- What is a Custom Exempt Slaughter Plant? (Freezer Trade)
- A custom exempt slaughterhouse may process livestock and poultry without federal inspection of the live animal or carcass. These establishments still fall under the jurisdiction of the USDA FSIS but only the facilities are inspected. Consumption of products from a custom exempt establishment is limited to the animal’s owner and his or her household, employees and friends. A consumer becomes an animal owner by directly contacting the livestock raiser to purchase an animal prior to slaughter. This is referred to as “freezer trade.” The animal is tracked as belonging to the consumer from the time it is delivered by the farmer to the slaughterhouse. Carcasses and cuts leaving custom slaughterhouses are not inspected and are marked “Not for Sale.”
- What is a USDA Inspected Slaughter Plant?
- USDA facilities have received a “grant of inspection” from the Food Safety Inspection Service (FSIS) branch of the USDA for red meat and/or poultry. In addition, holders of the “triangle-brand” USDA stamp can accept non-amenable farmed red meat species such as bison, elk, rabbits, and fallow deer, etc. Inspected meat from USDA plants can be sold anywhere in the US.
- What is a 20-C State Commercial Kitchen? (Retail Cuts and Smokehouses)

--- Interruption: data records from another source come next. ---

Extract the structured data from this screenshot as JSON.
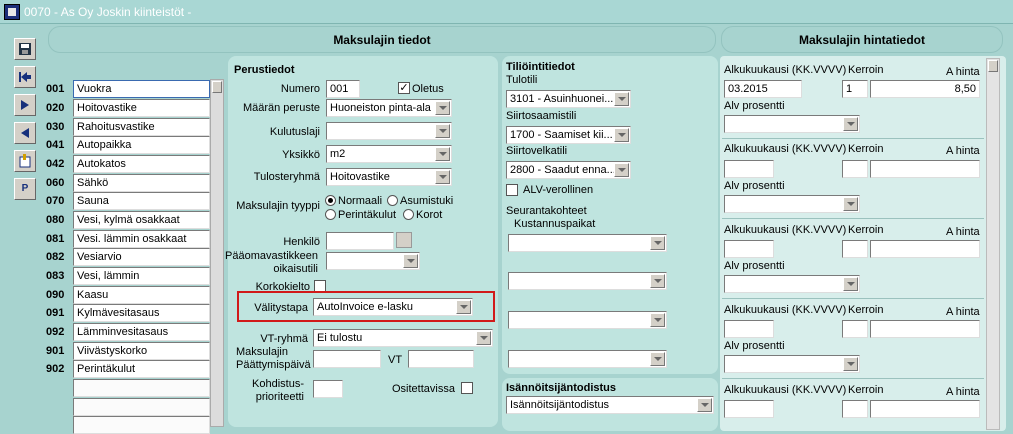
{
  "window": {
    "title": "0070 - As Oy Joskin kiinteistöt -"
  },
  "headers": {
    "main": "Maksulajin tiedot",
    "price": "Maksulajin hintatiedot"
  },
  "toolbar": {
    "p_label": "P"
  },
  "list": {
    "rows": [
      {
        "code": "001",
        "name": "Vuokra"
      },
      {
        "code": "020",
        "name": "Hoitovastike"
      },
      {
        "code": "030",
        "name": "Rahoitusvastike"
      },
      {
        "code": "041",
        "name": "Autopaikka"
      },
      {
        "code": "042",
        "name": "Autokatos"
      },
      {
        "code": "060",
        "name": "Sähkö"
      },
      {
        "code": "070",
        "name": "Sauna"
      },
      {
        "code": "080",
        "name": "Vesi, kylmä osakkaat"
      },
      {
        "code": "081",
        "name": "Vesi. lämmin osakkaat"
      },
      {
        "code": "082",
        "name": "Vesiarvio"
      },
      {
        "code": "083",
        "name": "Vesi, lämmin"
      },
      {
        "code": "090",
        "name": "Kaasu"
      },
      {
        "code": "091",
        "name": "Kylmävesitasaus"
      },
      {
        "code": "092",
        "name": "Lämminvesitasaus"
      },
      {
        "code": "901",
        "name": "Viivästyskorko"
      },
      {
        "code": "902",
        "name": "Perintäkulut"
      }
    ]
  },
  "basic": {
    "title": "Perustiedot",
    "numero_label": "Numero",
    "numero_value": "001",
    "oletus_label": "Oletus",
    "maaran_peruste_label": "Määrän peruste",
    "maaran_peruste_value": "Huoneiston pinta-ala",
    "kulutuslaji_label": "Kulutuslaji",
    "yksikko_label": "Yksikkö",
    "yksikko_value": "m2",
    "tulosteryhma_label": "Tulosteryhmä",
    "tulosteryhma_value": "Hoitovastike",
    "tyyppi_label": "Maksulajin tyyppi",
    "radio_normaali": "Normaali",
    "radio_asumistuki": "Asumistuki",
    "radio_perintakulut": "Perintäkulut",
    "radio_korot": "Korot",
    "henkilo_label": "Henkilö",
    "paaoma_label_1": "Pääomavastikkeen",
    "paaoma_label_2": "oikaisutili",
    "korkokielto_label": "Korkokielto",
    "valitystapa_label": "Välitystapa",
    "valitystapa_value": "AutoInvoice e-lasku",
    "vt_ryhma_label": "VT-ryhmä",
    "vt_ryhma_value": "Ei tulostu",
    "paattymis_label_1": "Maksulajin",
    "paattymis_label_2": "Päättymispäivä",
    "vt_label": "VT",
    "kohdistus_label_1": "Kohdistus-",
    "kohdistus_label_2": "prioriteetti",
    "ositettavissa_label": "Ositettavissa"
  },
  "account": {
    "title": "Tiliöintitiedot",
    "tulotili_label": "Tulotili",
    "tulotili_value": "3101 - Asuinhuonei...",
    "siirtosaamistili_label": "Siirtosaamistili",
    "siirtosaamistili_value": "1700 - Saamiset kii...",
    "siirtovelkatili_label": "Siirtovelkatili",
    "siirtovelkatili_value": "2800 - Saadut enna...",
    "alv_label": "ALV-verollinen",
    "seuranta_label": "Seurantakohteet",
    "kustannus_label": "Kustannuspaikat"
  },
  "cert": {
    "title": "Isännöitsijäntodistus",
    "value": "Isännöitsijäntodistus"
  },
  "price": {
    "alku_label": "Alkukuukausi (KK.VVVV)",
    "kerroin_label": "Kerroin",
    "ahinta_label": "A hinta",
    "alv_label": "Alv prosentti",
    "rows": [
      {
        "alku": "03.2015",
        "kerroin": "1",
        "ahinta": "8,50"
      },
      {
        "alku": "",
        "kerroin": "",
        "ahinta": ""
      },
      {
        "alku": "",
        "kerroin": "",
        "ahinta": ""
      },
      {
        "alku": "",
        "kerroin": "",
        "ahinta": ""
      },
      {
        "alku": "",
        "kerroin": "",
        "ahinta": ""
      }
    ]
  }
}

- 20-C meat processing facilities are state licensed commercial kitchens that do not slaughter livestock or poultry. Rather, these facilities further process 1) red meat that was slaughtered and inspected at a USDA slaughterhouse, or 2) poultry that was slaughtered at a registered 5-A facility. Products processed at a 20-C facility can only be sold by the owner of the 20-C license. However, several 20-C licenses can be granted for the use of an individual commercial kitchen and its employees at the discretion of NY state. Processing operations may include dividing carcasses or wholesale cuts into retail cuts, slicing, trimming, grinding, freezing, breaking up bulk shipments, and wrapping services. These products may be sold retail by the owner of the 20-C license. A 20-C commercial kitchen can further process meat and poultry by curing, cooking, smoking, and rendering or refining fat; however these products can only be sold directly to household consumers, for example at a Farmer’s Market. 20-C facilities were NOT included on the map. To locate a 20-C facility, contact your local Cornell Cooperative Extension agent or the NYS Small Scale Food Processors Association.
Who was included in the map?
Over 50 NYS slaughterhouse and processors are listed, but this is not an exhaustive list and may not be accurate. Businesses turn over frequently and it is very difficult to stay up-to-date. The Cornell Small Farms Program has compiled extensive lists for the following slaughterhouse types: USDA, NYS 5A, and NYS Custom. These lists were last updated in 2016.
Are you a Processor? Get on the Map!
If you are a slaughterhouse or processor and would like to be added to the map, please send your certification information, species accepted, services offered, and contact information to firstname.lastname@example.org. If you are on the map and would like to make a correction to the details listed for your business, please email the amendments needed.